§ **HOW TO COMPLETE THIS TASK**
For each line of the material, check for the string "image"; then state how many lines had it, giving only the number.

☆ ☆ ☆ ☆ ☆

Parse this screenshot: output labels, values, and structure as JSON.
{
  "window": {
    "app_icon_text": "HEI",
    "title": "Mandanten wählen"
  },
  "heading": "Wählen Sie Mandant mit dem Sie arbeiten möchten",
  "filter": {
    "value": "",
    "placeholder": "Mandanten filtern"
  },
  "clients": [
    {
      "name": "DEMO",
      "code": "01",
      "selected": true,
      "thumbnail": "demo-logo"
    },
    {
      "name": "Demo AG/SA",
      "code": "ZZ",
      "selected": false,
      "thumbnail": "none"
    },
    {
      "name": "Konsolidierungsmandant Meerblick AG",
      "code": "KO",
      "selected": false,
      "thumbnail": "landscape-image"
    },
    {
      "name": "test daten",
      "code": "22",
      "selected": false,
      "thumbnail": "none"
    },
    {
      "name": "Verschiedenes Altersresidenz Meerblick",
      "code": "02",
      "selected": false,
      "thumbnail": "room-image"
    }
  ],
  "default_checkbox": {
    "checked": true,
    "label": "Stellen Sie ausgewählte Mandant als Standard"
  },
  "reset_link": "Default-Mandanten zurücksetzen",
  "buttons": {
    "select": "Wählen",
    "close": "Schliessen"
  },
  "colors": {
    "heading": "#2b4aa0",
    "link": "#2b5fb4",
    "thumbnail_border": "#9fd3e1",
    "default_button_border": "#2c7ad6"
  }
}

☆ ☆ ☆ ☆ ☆

§ **WORKED SOLUTION**
2